This cannot be injected into a photograph by intent. Style is not like a filter which when placed over the lens will affect the image. Too many young photographers shoot a sleeping drunk in a doorway to show they care: In actuality, it usually shows the opposite. A unique style emerges in photography by ignoring it, concentrating on the subject, and allowing care, passion and knowledge to bubble to the surface through a lot of hard work over a long period of time. That is why the best photographs are truly reflective of the photographers. The pictures become extensions of the person and it is evident that a personal style has emerged, which cannot be confused with the works of any other.

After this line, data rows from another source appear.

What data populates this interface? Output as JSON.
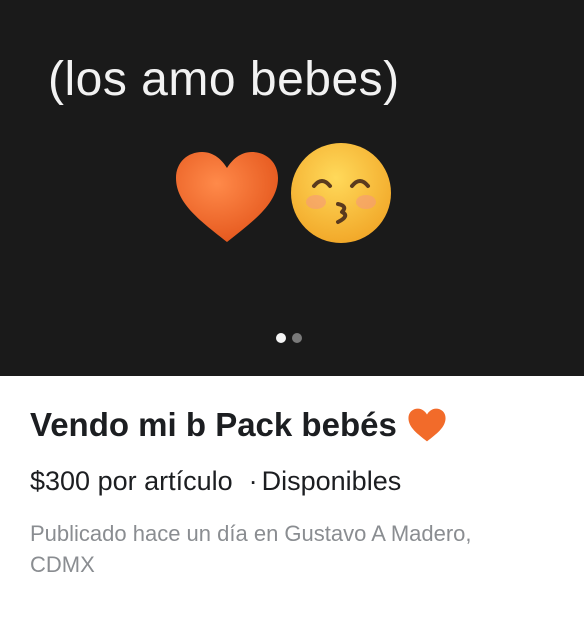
{
  "photo": {
    "caption": "(los amo bebes)",
    "emojis": [
      "orange-heart-icon",
      "kissing-face-smiling-eyes-icon"
    ],
    "carousel": {
      "total": 2,
      "active": 1
    },
    "background": "#1a1a1a"
  },
  "listing": {
    "title": "Vendo mi b Pack bebés",
    "title_icon": "orange-heart-icon",
    "price": "$300 por artículo",
    "separator": "·",
    "availability": "Disponibles",
    "meta": "Publicado hace un día en Gustavo A Madero, CDMX"
  },
  "colors": {
    "heart": "#f26b2a",
    "emoji_face": "#f7c23a",
    "title": "#1c1e21",
    "meta": "#8a8d91"
  }
}
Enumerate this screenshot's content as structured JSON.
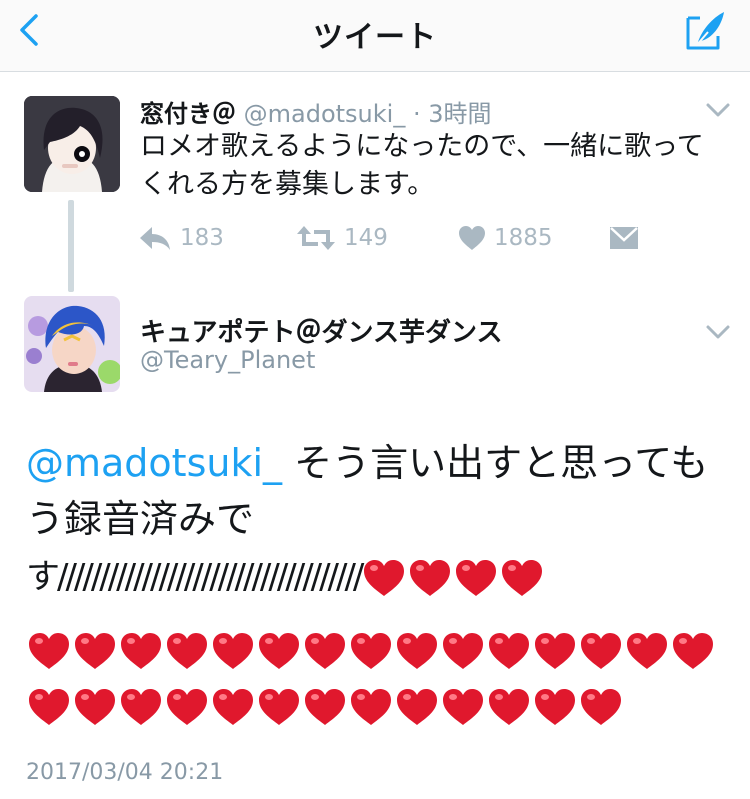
{
  "nav": {
    "title": "ツイート"
  },
  "tweet1": {
    "display_name": "窓付き＠",
    "handle": "@madotsuki_",
    "separator": " · ",
    "time": "3時間",
    "text_line1": "ロメオ歌えるようになったので、一緒に歌って",
    "text_line2": "くれる方を募集します。",
    "reply_count": "183",
    "retweet_count": "149",
    "like_count": "1885"
  },
  "tweet2": {
    "display_name": "キュアポテト＠ダンス芋ダンス",
    "handle": "@Teary_Planet",
    "mention": "@madotsuki_",
    "text_line1": " そう言い出すと思っても",
    "text_line2": "う録音済みで",
    "text_line3": "す////////////////////////////////////",
    "hearts_row1": 4,
    "hearts_row2": 15,
    "hearts_row3": 13,
    "timestamp": "2017/03/04 20:21"
  },
  "colors": {
    "accent": "#1da1f2",
    "muted": "#8899a6",
    "heart": "#e0182d"
  }
}
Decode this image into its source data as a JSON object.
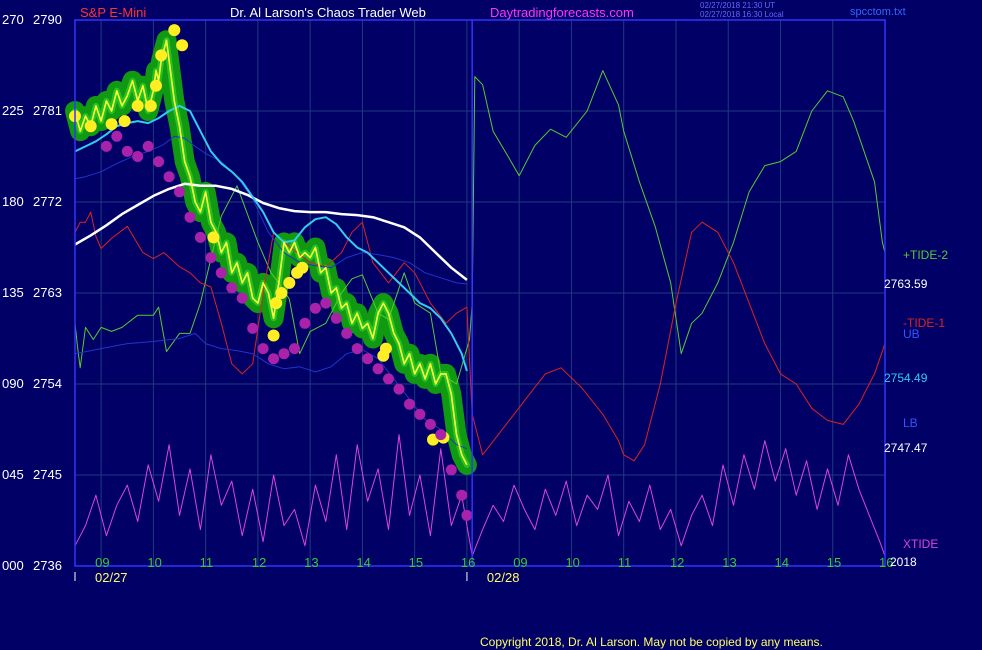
{
  "header": {
    "instrument": "S&P E-Mini",
    "site_title": "Dr. Al Larson's Chaos Trader Web",
    "site_url": "Daytradingforecasts.com",
    "timestamp_1": "02/27/2018 21:30 UT",
    "timestamp_2": "02/27/2018 16:30 Local",
    "data_file": "spcctom.txt"
  },
  "footer": {
    "copyright": "Copyright 2018, Dr. Al Larson. May not be copied by any means."
  },
  "colors": {
    "background": "#000066",
    "plot_frame": "#3333ff",
    "grid": "#1e3a80",
    "axis_text": "#ffffff",
    "instrument_title": "#ff3333",
    "site_url": "#ff33ff",
    "hour_labels": "#33cc33",
    "date_labels": "#ffff66",
    "tide2": "#55cc33",
    "tide1": "#dd2222",
    "xtide": "#dd44dd",
    "ub": "#2233cc",
    "lb": "#2233cc",
    "average_white": "#ffffff",
    "average_cyan": "#33ccee",
    "price_line": "#ffff33",
    "price_band": "#119911",
    "high_dots": "#ffee22",
    "low_dots": "#aa22aa"
  },
  "chart_data": {
    "type": "line",
    "y_axis_left": {
      "ticks": [
        {
          "osc": "270",
          "price": "2790"
        },
        {
          "osc": "225",
          "price": "2781"
        },
        {
          "osc": "180",
          "price": "2772"
        },
        {
          "osc": "135",
          "price": "2763"
        },
        {
          "osc": "090",
          "price": "2754"
        },
        {
          "osc": "045",
          "price": "2745"
        },
        {
          "osc": "000",
          "price": "2736"
        }
      ],
      "price_range": [
        2736,
        2790
      ],
      "osc_range": [
        0,
        270
      ]
    },
    "x_axis": {
      "range": [
        8.5,
        24
      ],
      "hour_ticks": [
        {
          "x": 9,
          "label": "09"
        },
        {
          "x": 10,
          "label": "10"
        },
        {
          "x": 11,
          "label": "11"
        },
        {
          "x": 12,
          "label": "12"
        },
        {
          "x": 13,
          "label": "13"
        },
        {
          "x": 14,
          "label": "14"
        },
        {
          "x": 15,
          "label": "15"
        },
        {
          "x": 16,
          "label": "16"
        },
        {
          "x": 17,
          "label": "09"
        },
        {
          "x": 18,
          "label": "10"
        },
        {
          "x": 19,
          "label": "11"
        },
        {
          "x": 20,
          "label": "12"
        },
        {
          "x": 21,
          "label": "13"
        },
        {
          "x": 22,
          "label": "14"
        },
        {
          "x": 23,
          "label": "15"
        },
        {
          "x": 24,
          "label": "16"
        }
      ],
      "date_labels": [
        {
          "x": 8.5,
          "label": "02/27"
        },
        {
          "x": 16,
          "label": "02/28"
        }
      ],
      "year_label": "2018",
      "divider_x": 16.1
    },
    "right_labels": {
      "tide2": "+TIDE-2",
      "tide1": "-TIDE-1",
      "ub": "UB",
      "lb": "LB",
      "xtide": "XTIDE",
      "price_ub": "2763.59",
      "price_mid": "2754.49",
      "price_lb": "2747.47"
    },
    "series": [
      {
        "name": "+TIDE-2",
        "axis": "osc",
        "x": [
          8.5,
          8.55,
          8.6,
          8.7,
          8.85,
          9.0,
          9.2,
          9.4,
          9.7,
          10.0,
          10.1,
          10.25,
          10.5,
          10.55,
          10.7,
          10.9,
          11.1,
          11.3,
          11.6,
          12.0,
          12.25,
          12.4,
          12.6,
          12.8,
          13.0,
          13.3,
          13.6,
          13.8,
          14.0,
          14.3,
          14.5,
          14.8,
          15.0,
          15.3,
          15.5,
          15.8,
          16.05,
          16.1,
          16.15,
          16.3,
          16.5,
          16.8,
          17.0,
          17.3,
          17.6,
          17.9,
          18.3,
          18.6,
          18.9,
          19.0,
          19.3,
          19.6,
          19.9,
          20.1,
          20.3,
          20.5,
          20.8,
          21.1,
          21.4,
          21.7,
          22.0,
          22.3,
          22.6,
          22.9,
          23.2,
          23.4,
          23.6,
          23.8,
          23.95,
          24.0
        ],
        "y": [
          120,
          108,
          98,
          118,
          112,
          118,
          116,
          118,
          124,
          124,
          128,
          106,
          115,
          115,
          115,
          130,
          152,
          173,
          188,
          160,
          145,
          140,
          132,
          105,
          116,
          120,
          135,
          142,
          144,
          125,
          122,
          145,
          130,
          125,
          95,
          90,
          112,
          130,
          242,
          238,
          215,
          202,
          193,
          208,
          216,
          212,
          225,
          245,
          228,
          215,
          190,
          168,
          140,
          105,
          120,
          125,
          140,
          160,
          185,
          198,
          200,
          205,
          225,
          235,
          232,
          220,
          205,
          190,
          160,
          155
        ]
      },
      {
        "name": "-TIDE-1",
        "axis": "osc",
        "x": [
          8.5,
          8.6,
          8.7,
          8.8,
          8.9,
          9.0,
          9.2,
          9.5,
          9.8,
          10.0,
          10.2,
          10.5,
          10.7,
          10.9,
          11.1,
          11.3,
          11.5,
          11.7,
          11.9,
          12.1,
          12.3,
          12.6,
          13.0,
          13.3,
          13.6,
          13.8,
          14.0,
          14.2,
          14.5,
          14.8,
          15.0,
          15.3,
          15.6,
          15.8,
          16.0,
          16.1,
          16.3,
          16.6,
          16.9,
          17.2,
          17.5,
          17.8,
          18.2,
          18.6,
          18.9,
          19.0,
          19.2,
          19.4,
          19.7,
          20.0,
          20.3,
          20.5,
          20.8,
          21.1,
          21.4,
          21.7,
          22.0,
          22.3,
          22.6,
          22.9,
          23.2,
          23.5,
          23.8,
          24.0
        ],
        "y": [
          165,
          170,
          170,
          175,
          163,
          157,
          162,
          168,
          155,
          152,
          155,
          148,
          145,
          140,
          138,
          120,
          100,
          95,
          100,
          135,
          165,
          158,
          150,
          148,
          155,
          165,
          170,
          150,
          140,
          150,
          145,
          130,
          120,
          125,
          128,
          75,
          55,
          65,
          75,
          85,
          95,
          98,
          88,
          75,
          62,
          55,
          52,
          60,
          90,
          130,
          165,
          170,
          165,
          150,
          130,
          110,
          95,
          90,
          78,
          72,
          70,
          80,
          95,
          110
        ]
      },
      {
        "name": "XTIDE",
        "axis": "osc",
        "x": [
          8.5,
          8.7,
          8.9,
          9.1,
          9.3,
          9.5,
          9.7,
          9.9,
          10.1,
          10.3,
          10.5,
          10.7,
          10.9,
          11.1,
          11.3,
          11.5,
          11.7,
          11.9,
          12.1,
          12.3,
          12.5,
          12.7,
          12.9,
          13.1,
          13.3,
          13.5,
          13.7,
          13.9,
          14.1,
          14.3,
          14.5,
          14.7,
          14.9,
          15.1,
          15.3,
          15.5,
          15.7,
          15.9,
          16.1,
          16.3,
          16.5,
          16.7,
          16.9,
          17.1,
          17.3,
          17.5,
          17.7,
          17.9,
          18.1,
          18.3,
          18.5,
          18.7,
          18.9,
          19.1,
          19.3,
          19.5,
          19.7,
          19.9,
          20.1,
          20.3,
          20.5,
          20.7,
          20.9,
          21.1,
          21.3,
          21.5,
          21.7,
          21.9,
          22.1,
          22.3,
          22.5,
          22.7,
          22.9,
          23.1,
          23.3,
          23.5,
          23.7,
          23.9,
          24.0
        ],
        "y": [
          10,
          20,
          35,
          15,
          30,
          40,
          22,
          50,
          32,
          60,
          25,
          48,
          18,
          55,
          30,
          42,
          15,
          38,
          12,
          45,
          20,
          28,
          10,
          40,
          22,
          55,
          18,
          60,
          32,
          48,
          18,
          65,
          25,
          45,
          15,
          58,
          20,
          35,
          5,
          18,
          30,
          22,
          40,
          28,
          18,
          38,
          25,
          42,
          20,
          35,
          28,
          45,
          15,
          32,
          22,
          40,
          18,
          28,
          10,
          25,
          35,
          20,
          50,
          30,
          55,
          38,
          62,
          42,
          58,
          35,
          52,
          28,
          48,
          30,
          55,
          38,
          25,
          12,
          5
        ]
      },
      {
        "name": "UB",
        "axis": "price",
        "x": [
          8.5,
          8.7,
          9.0,
          9.3,
          9.6,
          9.9,
          10.2,
          10.4,
          10.6,
          10.8,
          11.0,
          11.3,
          11.6,
          11.9,
          12.2,
          12.5,
          12.8,
          13.1,
          13.4,
          13.7,
          14.0,
          14.3,
          14.6,
          14.9,
          15.2,
          15.5,
          15.8,
          16.0
        ],
        "y": [
          2774.3,
          2774.5,
          2775.0,
          2775.8,
          2776.5,
          2777.0,
          2777.7,
          2778.5,
          2778.3,
          2777.5,
          2776.8,
          2776.0,
          2774.5,
          2772.3,
          2769.0,
          2767.0,
          2766.0,
          2765.7,
          2765.5,
          2766.5,
          2767.0,
          2766.8,
          2766.5,
          2766.0,
          2765.0,
          2764.5,
          2764.0,
          2763.9
        ]
      },
      {
        "name": "LB",
        "axis": "price",
        "x": [
          8.5,
          9.0,
          9.5,
          10.0,
          10.5,
          10.8,
          11.0,
          11.3,
          11.6,
          11.9,
          12.2,
          12.5,
          12.8,
          13.1,
          13.4,
          13.7,
          14.0,
          14.3,
          14.6,
          14.9,
          15.2,
          15.5,
          15.8,
          16.0
        ],
        "y": [
          2757,
          2757.5,
          2758,
          2758.2,
          2758.5,
          2759,
          2758,
          2757.5,
          2757.3,
          2757,
          2756,
          2755.5,
          2755.7,
          2755.2,
          2755.7,
          2757,
          2757.4,
          2756.5,
          2754.5,
          2752.5,
          2750.5,
          2749.5,
          2748,
          2747.6
        ]
      },
      {
        "name": "Average (white)",
        "axis": "price",
        "x": [
          8.5,
          8.8,
          9.1,
          9.4,
          9.7,
          10.0,
          10.3,
          10.6,
          10.9,
          11.2,
          11.5,
          11.8,
          12.1,
          12.4,
          12.7,
          13.0,
          13.3,
          13.6,
          13.9,
          14.2,
          14.5,
          14.8,
          15.1,
          15.4,
          15.7,
          16.0
        ],
        "y": [
          2767.8,
          2768.7,
          2769.7,
          2770.8,
          2771.7,
          2772.6,
          2773.3,
          2773.8,
          2773.6,
          2773.6,
          2773.3,
          2772.7,
          2771.9,
          2771.4,
          2771.1,
          2771.0,
          2771.0,
          2770.8,
          2770.7,
          2770.5,
          2770.0,
          2769.5,
          2768.5,
          2767.0,
          2765.5,
          2764.3
        ]
      },
      {
        "name": "Average (cyan)",
        "axis": "price",
        "x": [
          8.5,
          8.7,
          8.9,
          9.1,
          9.3,
          9.5,
          9.7,
          9.9,
          10.1,
          10.3,
          10.5,
          10.7,
          10.9,
          11.1,
          11.3,
          11.5,
          11.7,
          11.9,
          12.1,
          12.3,
          12.5,
          12.7,
          12.9,
          13.1,
          13.3,
          13.5,
          13.7,
          13.9,
          14.1,
          14.3,
          14.5,
          14.7,
          14.9,
          15.1,
          15.3,
          15.5,
          15.7,
          15.9,
          16.0
        ],
        "y": [
          2777,
          2777.5,
          2778,
          2778.7,
          2779.5,
          2779.8,
          2780,
          2779.8,
          2780.3,
          2781,
          2781.5,
          2781,
          2779,
          2777,
          2775.8,
          2775,
          2774,
          2772.5,
          2771,
          2769,
          2768,
          2768.2,
          2769.5,
          2770.3,
          2770.5,
          2769.8,
          2768.5,
          2767.5,
          2767,
          2766,
          2765,
          2764,
          2763,
          2762,
          2761.5,
          2760.5,
          2759,
          2757,
          2755.3
        ]
      },
      {
        "name": "Price (yellow)",
        "axis": "price",
        "x": [
          8.5,
          8.6,
          8.7,
          8.8,
          8.9,
          9.0,
          9.1,
          9.2,
          9.3,
          9.4,
          9.5,
          9.6,
          9.7,
          9.8,
          9.9,
          10.0,
          10.05,
          10.1,
          10.15,
          10.2,
          10.25,
          10.3,
          10.35,
          10.4,
          10.5,
          10.6,
          10.7,
          10.8,
          10.9,
          11.0,
          11.1,
          11.2,
          11.3,
          11.4,
          11.5,
          11.6,
          11.7,
          11.8,
          11.9,
          12.0,
          12.1,
          12.2,
          12.3,
          12.4,
          12.5,
          12.6,
          12.7,
          12.8,
          12.9,
          13.0,
          13.1,
          13.2,
          13.3,
          13.4,
          13.5,
          13.6,
          13.7,
          13.8,
          13.9,
          14.0,
          14.1,
          14.2,
          14.3,
          14.4,
          14.5,
          14.6,
          14.7,
          14.8,
          14.9,
          15.0,
          15.1,
          15.2,
          15.3,
          15.4,
          15.5,
          15.6,
          15.7,
          15.8,
          15.9,
          16.0
        ],
        "y": [
          2781,
          2779,
          2780.5,
          2779.5,
          2781.5,
          2780,
          2782,
          2781,
          2783,
          2781.5,
          2782.5,
          2784,
          2782,
          2783.5,
          2781,
          2783,
          2785,
          2784,
          2786,
          2787,
          2788,
          2786,
          2784,
          2782,
          2779.5,
          2776,
          2774.5,
          2772,
          2771,
          2773,
          2770,
          2769,
          2767,
          2768,
          2765,
          2766,
          2764,
          2765,
          2762.5,
          2762,
          2764,
          2763,
          2760.5,
          2764,
          2768,
          2767,
          2768,
          2766.5,
          2767,
          2766.5,
          2767.5,
          2765,
          2765.5,
          2763,
          2763.5,
          2761.5,
          2762,
          2760,
          2761,
          2759.5,
          2760,
          2758.5,
          2761,
          2762,
          2761,
          2759,
          2758,
          2756,
          2757,
          2755,
          2756,
          2754.5,
          2756,
          2754,
          2755,
          2755,
          2753,
          2749,
          2747,
          2746
        ]
      }
    ],
    "scatter_series": [
      {
        "name": "Highs (yellow dots)",
        "axis": "price",
        "x": [
          8.5,
          8.8,
          9.2,
          9.45,
          9.7,
          9.95,
          10.05,
          10.15,
          10.4,
          10.55,
          11.15,
          12.3,
          12.35,
          12.45,
          12.6,
          12.75,
          12.85,
          14.4,
          14.45,
          15.35,
          15.55
        ],
        "y": [
          2780.5,
          2779.5,
          2779.7,
          2780,
          2781.5,
          2781.5,
          2783.5,
          2786.5,
          2789,
          2787.5,
          2768.5,
          2758.8,
          2762,
          2763,
          2764,
          2765,
          2765.5,
          2756.8,
          2757.5,
          2748.5,
          2748.7
        ]
      },
      {
        "name": "Lows (magenta dots)",
        "axis": "price",
        "x": [
          9.1,
          9.3,
          9.5,
          9.7,
          9.9,
          10.1,
          10.3,
          10.5,
          10.7,
          10.9,
          11.1,
          11.3,
          11.5,
          11.7,
          11.9,
          12.1,
          12.3,
          12.5,
          12.7,
          12.9,
          13.1,
          13.3,
          13.5,
          13.7,
          13.9,
          14.1,
          14.3,
          14.5,
          14.7,
          14.9,
          15.1,
          15.3,
          15.5,
          15.7,
          15.9,
          16.0
        ],
        "y": [
          2777.5,
          2778.5,
          2777,
          2776.5,
          2777.5,
          2776,
          2774.5,
          2773,
          2770.5,
          2768.5,
          2766.5,
          2765,
          2763.5,
          2762.5,
          2759.5,
          2757.5,
          2756.5,
          2757,
          2757.5,
          2760,
          2761.5,
          2762,
          2760.5,
          2759,
          2757.5,
          2756.5,
          2755.5,
          2754.5,
          2753.5,
          2752,
          2751,
          2750,
          2749,
          2745.5,
          2743,
          2741
        ]
      }
    ]
  }
}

This is not difficult to understand; it is clearly evident in the style of writers, poets or musicians. Style in photography operates in exactly the same way, in spite of this medium being more closely linked to reality. There is no paradox in the close link between a life-attitude and a discussion of style: In the same way that the subject matter reflects areas of interest, so a photographer’s style reflects his life attitude. For example, Don McCullin is probably the greatest war photographer the medium has yet known. His subject matter is depressing to put it mildly. Starving refugees, bombed children, mutilated civilians, dying soldiers, terror-struck families and decaying corpses seem as though they should be extremely depressing images by a masochistic voyeur. Yet, look at a large number of McCullin’s horrific images and another deeper impression emerges to counteract the first shock reaction. The photographs, en masse, exude a dignity, pride of spirit and commitment to human values under the extreme test of their endurance. They are inspiring, and in spite of the subject matter, elevate the spirits and reaffirm or even elevate the hope of humanity. And that is the mark of a great photographer. All great photographs are made at this interface between reality and subjective response. They are personal and objective simultaneously.

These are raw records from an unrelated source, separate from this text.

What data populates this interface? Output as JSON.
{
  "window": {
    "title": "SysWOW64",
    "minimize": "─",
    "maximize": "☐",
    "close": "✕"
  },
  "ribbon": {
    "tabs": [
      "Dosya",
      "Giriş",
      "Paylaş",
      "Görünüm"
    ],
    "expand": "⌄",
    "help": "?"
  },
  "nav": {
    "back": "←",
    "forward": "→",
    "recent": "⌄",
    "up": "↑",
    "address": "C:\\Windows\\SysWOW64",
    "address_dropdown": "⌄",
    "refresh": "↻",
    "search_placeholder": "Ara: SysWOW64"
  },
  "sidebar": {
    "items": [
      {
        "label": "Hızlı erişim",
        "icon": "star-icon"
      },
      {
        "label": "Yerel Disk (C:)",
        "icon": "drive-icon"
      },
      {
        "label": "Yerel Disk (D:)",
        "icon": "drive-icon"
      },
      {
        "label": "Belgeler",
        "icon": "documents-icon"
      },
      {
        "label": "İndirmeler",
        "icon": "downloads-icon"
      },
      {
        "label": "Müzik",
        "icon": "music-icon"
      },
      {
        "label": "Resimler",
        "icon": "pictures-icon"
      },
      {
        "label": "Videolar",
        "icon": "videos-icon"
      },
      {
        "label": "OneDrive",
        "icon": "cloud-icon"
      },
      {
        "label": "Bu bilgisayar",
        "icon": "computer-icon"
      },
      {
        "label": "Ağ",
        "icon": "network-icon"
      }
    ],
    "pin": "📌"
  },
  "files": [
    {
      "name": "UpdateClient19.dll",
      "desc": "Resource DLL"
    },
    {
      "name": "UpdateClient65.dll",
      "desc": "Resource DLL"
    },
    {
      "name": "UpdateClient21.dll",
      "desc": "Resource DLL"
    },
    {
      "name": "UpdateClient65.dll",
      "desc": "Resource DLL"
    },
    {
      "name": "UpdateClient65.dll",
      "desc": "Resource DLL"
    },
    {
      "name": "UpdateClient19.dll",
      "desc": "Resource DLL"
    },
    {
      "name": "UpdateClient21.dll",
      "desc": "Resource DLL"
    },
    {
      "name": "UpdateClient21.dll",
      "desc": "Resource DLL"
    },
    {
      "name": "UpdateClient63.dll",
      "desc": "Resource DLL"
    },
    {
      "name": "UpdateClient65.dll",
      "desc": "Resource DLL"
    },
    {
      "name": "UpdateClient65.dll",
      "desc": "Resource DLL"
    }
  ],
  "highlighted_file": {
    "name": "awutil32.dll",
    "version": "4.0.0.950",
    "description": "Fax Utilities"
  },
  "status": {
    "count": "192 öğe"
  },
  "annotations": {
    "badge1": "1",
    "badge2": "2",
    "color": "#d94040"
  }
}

So, the question of most relevance to all young photographers is this: what are you interested in, what excites, intrigues, moves, fascinates and energizes you? What could cause you to wake up with a sense of excitement about the coming day? But often the student cannot respond… The very notion seems preposterous. Formal education (in photography) has a lot to answer for. We have legitimized, sanitized, academized, the medium until we are left with issues not substance, critical stances not action. We have encouraged the mimicking of already dead images, like XIX century painters who spent years copying Greek statuary. We might as well try to take pictures of life using a camera with no lens… The umbilical cord between life and art has been severed. And academic art photography is dying. I’m in favour of euthanasia to put the patient out of its miserable existence.
And that is such a negative note on which to end.